The regional concept is not new to the United States. In 1991, President George H. W. Bush tried to attach this nonproliferation vision to the Middle East peace process then unfolding in Madrid. The United States and Russia cosponsored a multilateral committee on arms control (along with multilateral committees on water, refugees, environment and economic cooperation). Unfortunately, President Clinton embraced the separate bilateral negotiations in the Israel-Palestinian track and the Israeli-Syrian track. Thus, he ignored the multilateral tracks. The arms-control committee evaporated with the deterioration of the Oslo process in the aftermath of the 2000 Palestinian uprising.
The 2002 Arab Peace Initiative (API), which offers Israel peace and normal relations with Arab countries in return for territories and a just solution to the refugee problem, represented another basis for a comprehensive solution.
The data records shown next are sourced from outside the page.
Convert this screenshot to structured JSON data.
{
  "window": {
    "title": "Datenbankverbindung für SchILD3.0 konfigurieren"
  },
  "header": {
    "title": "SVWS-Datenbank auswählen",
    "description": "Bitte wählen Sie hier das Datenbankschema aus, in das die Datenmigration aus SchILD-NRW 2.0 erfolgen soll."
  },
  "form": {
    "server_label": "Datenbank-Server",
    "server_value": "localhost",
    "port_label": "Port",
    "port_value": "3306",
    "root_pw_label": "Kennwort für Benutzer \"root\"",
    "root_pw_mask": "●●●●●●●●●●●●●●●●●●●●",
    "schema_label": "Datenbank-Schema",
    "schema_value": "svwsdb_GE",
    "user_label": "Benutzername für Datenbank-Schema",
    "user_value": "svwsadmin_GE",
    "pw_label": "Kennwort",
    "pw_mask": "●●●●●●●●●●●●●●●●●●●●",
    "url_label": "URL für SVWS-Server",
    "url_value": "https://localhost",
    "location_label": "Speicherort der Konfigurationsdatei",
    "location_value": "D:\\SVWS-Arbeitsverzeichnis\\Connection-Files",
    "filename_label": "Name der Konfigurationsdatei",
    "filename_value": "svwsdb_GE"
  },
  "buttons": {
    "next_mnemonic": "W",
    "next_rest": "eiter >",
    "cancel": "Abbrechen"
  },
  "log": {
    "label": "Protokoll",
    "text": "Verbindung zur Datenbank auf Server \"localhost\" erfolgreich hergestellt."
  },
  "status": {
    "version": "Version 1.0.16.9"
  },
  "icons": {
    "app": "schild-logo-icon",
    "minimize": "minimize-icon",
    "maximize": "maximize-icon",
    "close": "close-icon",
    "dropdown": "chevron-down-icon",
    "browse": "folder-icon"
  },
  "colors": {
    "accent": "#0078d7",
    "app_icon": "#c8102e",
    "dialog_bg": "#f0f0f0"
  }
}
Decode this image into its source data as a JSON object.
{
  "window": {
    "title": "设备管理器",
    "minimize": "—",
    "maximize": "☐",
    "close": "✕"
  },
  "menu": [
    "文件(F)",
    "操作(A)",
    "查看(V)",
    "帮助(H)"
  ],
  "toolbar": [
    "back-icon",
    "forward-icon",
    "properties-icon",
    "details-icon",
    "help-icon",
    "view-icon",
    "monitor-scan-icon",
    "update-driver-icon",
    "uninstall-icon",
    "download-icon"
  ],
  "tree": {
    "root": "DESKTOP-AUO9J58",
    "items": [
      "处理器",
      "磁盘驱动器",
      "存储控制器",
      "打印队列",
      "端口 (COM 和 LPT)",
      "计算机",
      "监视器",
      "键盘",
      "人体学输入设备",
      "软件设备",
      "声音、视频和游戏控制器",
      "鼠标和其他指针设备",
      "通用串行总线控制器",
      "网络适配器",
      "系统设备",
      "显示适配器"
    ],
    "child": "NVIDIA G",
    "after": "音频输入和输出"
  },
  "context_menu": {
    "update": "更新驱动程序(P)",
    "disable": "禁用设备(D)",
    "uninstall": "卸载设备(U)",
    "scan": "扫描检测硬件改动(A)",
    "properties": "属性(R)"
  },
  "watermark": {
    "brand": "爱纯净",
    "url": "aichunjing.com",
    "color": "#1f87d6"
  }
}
The API is mentioned in the Middle East Road Map that President George W. Bush presented in 2003. A few months before that, the API was endorsed by the Organization of Islamic Cooperation in its annual meeting, which took place in Teheran. It would be difficult for Iran to turn down an American-Israeli plan that ended forty-five years of occupation of what they perceive as Muslim land. In addition, they would be able to take credit for the establishment of a Palestinian State, ending the Jewish annexation of the holy sites in Jerusalem and finding a solution to the Palestinian problem. The plan would leave the door open for a settlement with Syria and Lebanon on the basis of territories for peace and security arrangements.
The Nuclear Nonproliferation Treaty conference, scheduled to be held in Helsinki in December, offers Israel and Iran a platform for building the pillars of proliferation of peace and nonproliferation of WMD. Two years ago, Israel voiced opposition to such a conference, but according to an April 11 report in Ha'aretz Israeli Daily, Finland's undersecretary of state for foreign affairs Jaakko Laajava visited Jerusalem recently for talks about Israel's involvement in the conference. In January, Laajava met with Iran's foreign minister Ali Akbar Salehi. He also visited other regional countries and held meetings with UN officials as well as representatives of countries that have permanent membership in the UN Security Council.
Despite Israel's concern that the Arab countries will use the conference to curb its nuclear capability, Israeli officials did not refuse to participate in the disarmament talks in Finland. In its final decision, the Israeli government will have to take into consideration the American position. Washington is concerned that if Israel decides to turn down the invitation to the Helsinki meeting, the conference will fail, thus causing an erosion of the NPT mechanism.
It is not a coincidence that the conference was scheduled for the end of the year. Unfortunately, as in other global conflicts, President Obama tailors his agenda to his reelection campaign, preferring to make populist, short-term anti-Iran statements that promise a standing ovation in AIPAC's convention. But a Madrid-like international conference could pave the way to a long-term regional peace and put an end to the Middle East nuclear race.
Akiva Eldar is the chief political columnist and an editorial writer for Haaretz. His columns also appear regularly in the Ha'aretz-Herald Tribune edition.